The Ambassador and the consular officer then both left the baggage hall, stating they would lodge a formal protest about the way in which they had been treated. Later the same day, the Ambassador lodged a formal protest with the Protocol Department of the Foreign Ministry, stating that he had “been treated like a common criminal” and demanding an apology both for himself and for his colleague, who, he said, had undergone a most unsatisfactory introduction to her country of posting.
In light of the complaint, the customs officer concerned had been asked for his version of what happened. He advised that as the Ambassador’s suitcase was clearly not a diplomatic bag, he was entitled to open it. It was a Samsonite case of a kind previously used for drug smuggling, it carried a first class tag which was also suspicious and the dog had reacted to it. He said that he believed it was “irrelevant” that the passenger was a diplomat. He said that when he became aware that the consular officer was carrying a diplomatic bag, he had decided not to open it – “as that would have been wrong” – but to x-ray it. He had opened her personal luggage as she was travelling with a person whose luggage had been the cause of a drug dog reaction and he believed that they could have been working together to bring drugs into the country.
The Foreign Ministry has referred the matter to the Director-General, with a request for an explanation of what the Ministry said “appeared to be a gross violation of the Ambassador’s status and of his colleague’s entitlement to consular immunity”. Advise the Director-General on how he should respond to the Ministry. In your advice, outline the international law issues involved, bearing in mind that Catdom and Northbury are both parties to the Vienna Convention on Diplomatic Relations and the Vienna Convention on Consular Relations, and advise the Director-General on the most appropriate course of action to be taken.
Structure of your Report
Your brief should be structured in 4 parts as follows:
Part 1 – Introduction – Up to 250 words
Provide a succinct pen picture of the material facts in the case and the purpose of the brief.
Part 2 – Relevant Legal Principles– Up to 500 words

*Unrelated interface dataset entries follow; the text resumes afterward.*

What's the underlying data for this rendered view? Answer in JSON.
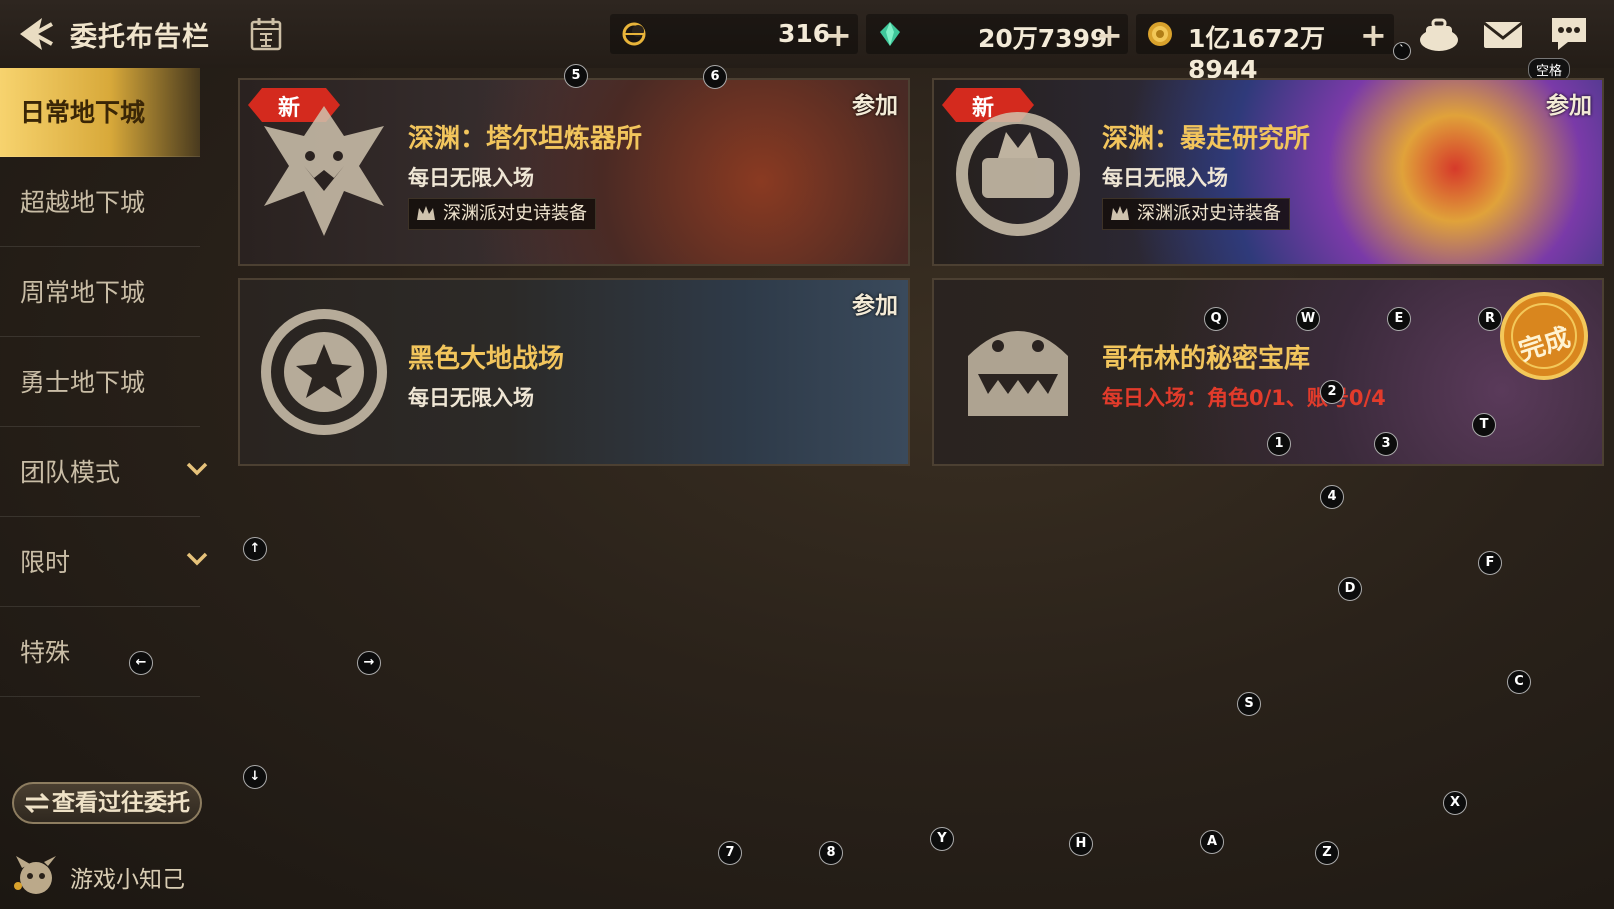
{
  "header": {
    "title": "委托布告栏",
    "resources": [
      {
        "icon": "fatigue-moon-icon",
        "value": "316"
      },
      {
        "icon": "crystal-icon",
        "value": "20万7399"
      },
      {
        "icon": "gold-coin-icon",
        "value": "1亿1672万8944"
      }
    ],
    "plus": "+",
    "space_key_label": "空格"
  },
  "sidebar": {
    "items": [
      {
        "label": "日常地下城",
        "active": true
      },
      {
        "label": "超越地下城"
      },
      {
        "label": "周常地下城"
      },
      {
        "label": "勇士地下城"
      },
      {
        "label": "团队模式",
        "expandable": true
      },
      {
        "label": "限时",
        "expandable": true
      },
      {
        "label": "特殊"
      }
    ],
    "history_button": "查看过往委托",
    "tips_label": "游戏小知己"
  },
  "cards": [
    {
      "name": "深渊：塔尔坦炼器所",
      "subtitle": "每日无限入场",
      "tag": "深渊派对史诗装备",
      "badge": "新",
      "action": "参加"
    },
    {
      "name": "深渊：暴走研究所",
      "subtitle": "每日无限入场",
      "tag": "深渊派对史诗装备",
      "badge": "新",
      "action": "参加"
    },
    {
      "name": "黑色大地战场",
      "subtitle": "每日无限入场",
      "action": "参加"
    },
    {
      "name": "哥布林的秘密宝库",
      "subtitle": "每日入场：角色0/1、账号0/4",
      "stamp": "完成"
    }
  ],
  "key_hints": [
    "5",
    "6",
    "Q",
    "W",
    "E",
    "R",
    "2",
    "T",
    "1",
    "3",
    "4",
    "F",
    "D",
    "C",
    "S",
    "X",
    "Y",
    "H",
    "A",
    "Z",
    "7",
    "8",
    "↑",
    "←",
    "→",
    "↓",
    "`"
  ],
  "colors": {
    "accent_gold": "#f2c55c",
    "active_tab": "#e6b84a",
    "new_badge": "#d42a1e",
    "warning_text": "#e23b2b"
  }
}
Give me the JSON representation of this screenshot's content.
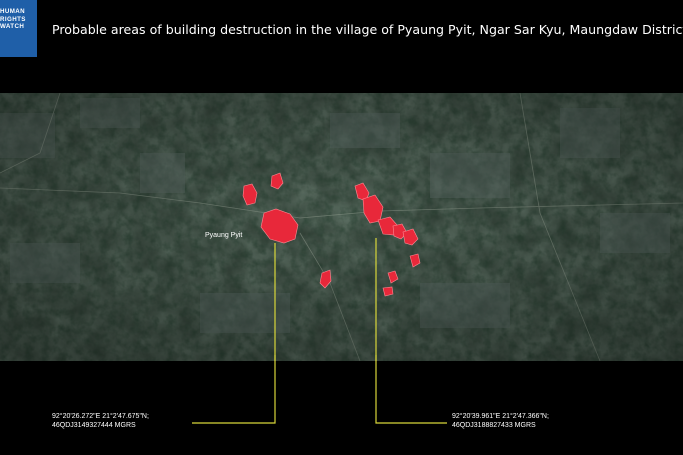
{
  "org_logo": {
    "lines": [
      "HUMAN",
      "RIGHTS",
      "WATCH"
    ],
    "color": "#1f5fa8"
  },
  "title": "Probable areas of building destruction in the village of Pyaung Pyit, Ngar Sar Kyu, Maungdaw District.",
  "map": {
    "place_label": "Pyaung Pyit",
    "destruction_color": "#e8283a",
    "leader_color": "#d8d63a"
  },
  "coordinates": [
    {
      "line1": "92°20'26.272\"E  21°2'47.675\"N;",
      "line2": "46QDJ3149327444 MGRS"
    },
    {
      "line1": "92°20'39.961\"E  21°2'47.366\"N;",
      "line2": "46QDJ3188827433 MGRS"
    }
  ]
}
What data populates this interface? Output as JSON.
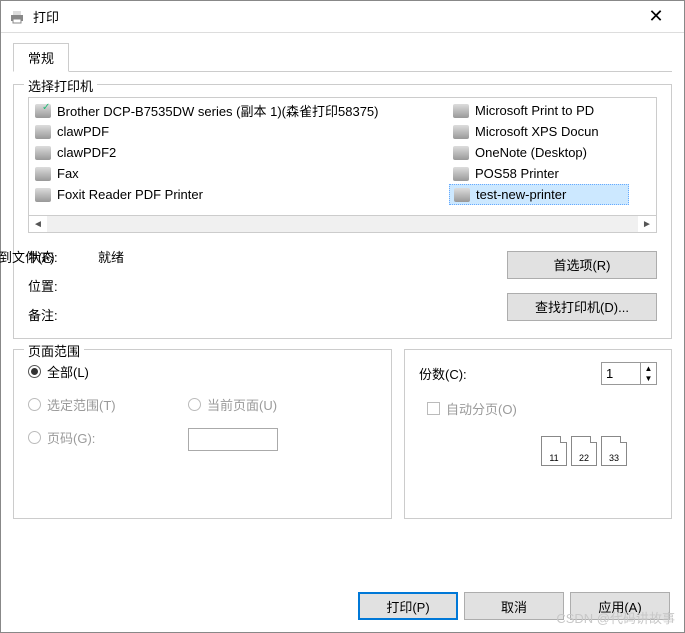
{
  "titlebar": {
    "title": "打印"
  },
  "tabs": {
    "general": "常规"
  },
  "group": {
    "printer_select": "选择打印机",
    "range": "页面范围"
  },
  "printers": {
    "col1": [
      "Brother DCP-B7535DW series (副本 1)(森雀打印58375)",
      "clawPDF",
      "clawPDF2",
      "Fax",
      "Foxit Reader PDF Printer"
    ],
    "col2": [
      "Microsoft Print to PD",
      "Microsoft XPS Docun",
      "OneNote (Desktop)",
      "POS58 Printer",
      "test-new-printer"
    ],
    "selected_index_col2": 4
  },
  "status": {
    "status_label": "状态:",
    "status_value": "就绪",
    "location_label": "位置:",
    "location_value": "",
    "comment_label": "备注:",
    "comment_value": "",
    "print_to_file": "打印到文件(F)",
    "preferences": "首选项(R)",
    "find_printer": "查找打印机(D)..."
  },
  "range": {
    "all": "全部(L)",
    "selection": "选定范围(T)",
    "current_page": "当前页面(U)",
    "pages": "页码(G):"
  },
  "copies": {
    "label": "份数(C):",
    "value": "1",
    "collate": "自动分页(O)",
    "pagelabels": [
      "11",
      "22",
      "33"
    ]
  },
  "footer": {
    "print": "打印(P)",
    "cancel": "取消",
    "apply": "应用(A)"
  },
  "watermark": "CSDN @代码讲故事"
}
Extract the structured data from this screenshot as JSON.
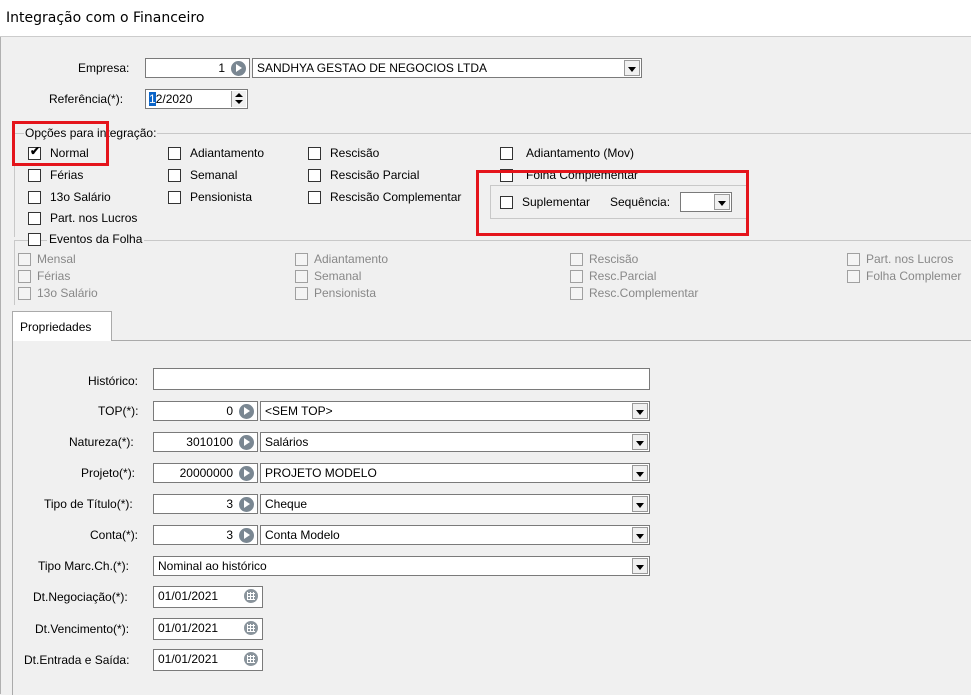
{
  "window": {
    "title": "Integração com o Financeiro"
  },
  "empresa": {
    "label": "Empresa:",
    "code": "1",
    "name": "SANDHYA GESTAO DE NEGOCIOS LTDA"
  },
  "referencia": {
    "label": "Referência(*):",
    "value_first": "1",
    "value_rest": "2/2020"
  },
  "opcoes": {
    "label": "Opções para integração:",
    "normal": {
      "label": "Normal",
      "checked": true
    },
    "ferias": "Férias",
    "salario13": "13o Salário",
    "lucros": "Part. nos Lucros",
    "adiantamento": "Adiantamento",
    "semanal": "Semanal",
    "pensionista": "Pensionista",
    "rescisao": "Rescisão",
    "rescisao_parcial": "Rescisão Parcial",
    "rescisao_complementar": "Rescisão Complementar",
    "adiantamento_mov": "Adiantamento (Mov)",
    "folha_complementar": "Folha Complementar",
    "suplementar": "Suplementar",
    "sequencia": "Sequência:"
  },
  "eventos": {
    "label": "Eventos da Folha",
    "mensal": "Mensal",
    "ferias": "Férias",
    "salario13": "13o Salário",
    "adiantamento": "Adiantamento",
    "semanal": "Semanal",
    "pensionista": "Pensionista",
    "rescisao": "Rescisão",
    "resc_parcial": "Resc.Parcial",
    "resc_complementar": "Resc.Complementar",
    "lucros": "Part. nos Lucros",
    "folha_complementar": "Folha Complemer"
  },
  "tabs": {
    "propriedades": "Propriedades"
  },
  "props": {
    "historico": {
      "label": "Histórico:",
      "value": ""
    },
    "top": {
      "label": "TOP(*):",
      "code": "0",
      "name": "<SEM TOP>"
    },
    "natureza": {
      "label": "Natureza(*):",
      "code": "3010100",
      "name": "Salários"
    },
    "projeto": {
      "label": "Projeto(*):",
      "code": "20000000",
      "name": "PROJETO MODELO"
    },
    "tipo_titulo": {
      "label": "Tipo de Título(*):",
      "code": "3",
      "name": "Cheque"
    },
    "conta": {
      "label": "Conta(*):",
      "code": "3",
      "name": "Conta Modelo"
    },
    "tipo_marc": {
      "label": "Tipo Marc.Ch.(*):",
      "value": "Nominal ao histórico"
    },
    "dt_negociacao": {
      "label": "Dt.Negociação(*):",
      "value": "01/01/2021"
    },
    "dt_vencimento": {
      "label": "Dt.Vencimento(*):",
      "value": "01/01/2021"
    },
    "dt_entrada": {
      "label": "Dt.Entrada e Saída:",
      "value": "01/01/2021"
    }
  },
  "colors": {
    "highlight": "#e4141b",
    "selection": "#0a64c8"
  }
}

Identify the key legal issues at stake, the principles of international law which are relevant, and the sources of law from which those principles have been derived. This should include clearly referenced identification of any key Conventions and/or principles of customary law, together with any controversial or uncertain aspects of the law.
Part 3 – Application of Law to Facts – Up to 1000 words
Consider in detail whether or not the acts of the Customs officers concerned have breached the principles of international law which you have identified in Part 2, the seriousness of those breaches (i.e. what are the consequences of any breaches for your Government and Customs?) and the impact of Customs’ actions on the complainant.
Part 4- Conclusions – up to 250 words
Conclude your paper by summarising your conclusions as to Customs’ actions and advising on a suitable response to the complainant.